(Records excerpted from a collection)
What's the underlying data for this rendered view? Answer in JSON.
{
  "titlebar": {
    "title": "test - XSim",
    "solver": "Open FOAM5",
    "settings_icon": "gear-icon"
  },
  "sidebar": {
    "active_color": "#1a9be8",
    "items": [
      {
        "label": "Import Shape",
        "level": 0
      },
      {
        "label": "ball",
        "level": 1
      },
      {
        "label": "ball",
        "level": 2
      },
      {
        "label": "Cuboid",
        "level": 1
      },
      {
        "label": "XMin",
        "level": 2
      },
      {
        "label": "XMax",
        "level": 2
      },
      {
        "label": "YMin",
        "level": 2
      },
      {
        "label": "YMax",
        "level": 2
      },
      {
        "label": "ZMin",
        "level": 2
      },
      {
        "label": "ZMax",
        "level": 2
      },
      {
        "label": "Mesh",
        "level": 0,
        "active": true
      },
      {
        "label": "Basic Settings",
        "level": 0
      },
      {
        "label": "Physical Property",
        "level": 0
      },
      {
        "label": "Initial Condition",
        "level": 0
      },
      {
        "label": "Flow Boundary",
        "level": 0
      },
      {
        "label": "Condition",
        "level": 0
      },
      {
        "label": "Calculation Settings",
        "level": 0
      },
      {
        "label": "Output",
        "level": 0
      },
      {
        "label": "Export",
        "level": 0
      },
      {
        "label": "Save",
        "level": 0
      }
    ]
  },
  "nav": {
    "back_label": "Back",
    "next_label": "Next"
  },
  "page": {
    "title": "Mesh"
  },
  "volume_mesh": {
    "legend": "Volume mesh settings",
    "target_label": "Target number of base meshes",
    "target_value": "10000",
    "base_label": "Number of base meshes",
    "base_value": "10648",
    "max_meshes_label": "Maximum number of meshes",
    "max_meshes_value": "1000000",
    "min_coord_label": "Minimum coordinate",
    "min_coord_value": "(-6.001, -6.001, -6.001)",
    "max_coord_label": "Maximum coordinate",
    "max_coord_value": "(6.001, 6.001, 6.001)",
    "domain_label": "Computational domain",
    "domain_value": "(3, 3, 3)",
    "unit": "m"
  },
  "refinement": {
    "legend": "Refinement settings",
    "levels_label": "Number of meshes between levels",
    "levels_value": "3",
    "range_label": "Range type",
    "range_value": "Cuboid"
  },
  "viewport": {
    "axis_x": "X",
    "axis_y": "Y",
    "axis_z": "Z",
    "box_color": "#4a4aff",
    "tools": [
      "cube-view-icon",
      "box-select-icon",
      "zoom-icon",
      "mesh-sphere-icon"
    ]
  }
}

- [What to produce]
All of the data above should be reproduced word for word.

- [Solution to this task]
What's the underlying data for this rendered view? Answer in JSON.
{
  "titlebar": {
    "title": "test - XSim",
    "solver": "Open FOAM5",
    "settings_icon": "gear-icon"
  },
  "sidebar": {
    "active_color": "#1a9be8",
    "items": [
      {
        "label": "Import Shape",
        "level": 0
      },
      {
        "label": "ball",
        "level": 1
      },
      {
        "label": "ball",
        "level": 2
      },
      {
        "label": "Cuboid",
        "level": 1
      },
      {
        "label": "XMin",
        "level": 2
      },
      {
        "label": "XMax",
        "level": 2
      },
      {
        "label": "YMin",
        "level": 2
      },
      {
        "label": "YMax",
        "level": 2
      },
      {
        "label": "ZMin",
        "level": 2
      },
      {
        "label": "ZMax",
        "level": 2
      },
      {
        "label": "Mesh",
        "level": 0,
        "active": true
      },
      {
        "label": "Basic Settings",
        "level": 0
      },
      {
        "label": "Physical Property",
        "level": 0
      },
      {
        "label": "Initial Condition",
        "level": 0
      },
      {
        "label": "Flow Boundary",
        "level": 0
      },
      {
        "label": "Condition",
        "level": 0
      },
      {
        "label": "Calculation Settings",
        "level": 0
      },
      {
        "label": "Output",
        "level": 0
      },
      {
        "label": "Export",
        "level": 0
      },
      {
        "label": "Save",
        "level": 0
      }
    ]
  },
  "nav": {
    "back_label": "Back",
    "next_label": "Next"
  },
  "page": {
    "title": "Mesh"
  },
  "volume_mesh": {
    "legend": "Volume mesh settings",
    "target_label": "Target number of base meshes",
    "target_value": "10000",
    "base_label": "Number of base meshes",
    "base_value": "10648",
    "max_meshes_label": "Maximum number of meshes",
    "max_meshes_value": "1000000",
    "min_coord_label": "Minimum coordinate",
    "min_coord_value": "(-6.001, -6.001, -6.001)",
    "max_coord_label": "Maximum coordinate",
    "max_coord_value": "(6.001, 6.001, 6.001)",
    "domain_label": "Computational domain",
    "domain_value": "(3, 3, 3)",
    "unit": "m"
  },
  "refinement": {
    "legend": "Refinement settings",
    "levels_label": "Number of meshes between levels",
    "levels_value": "3",
    "range_label": "Range type",
    "range_value": "Cuboid"
  },
  "viewport": {
    "axis_x": "X",
    "axis_y": "Y",
    "axis_z": "Z",
    "box_color": "#4a4aff",
    "tools": [
      "cube-view-icon",
      "box-select-icon",
      "zoom-icon",
      "mesh-sphere-icon"
    ]
  }
}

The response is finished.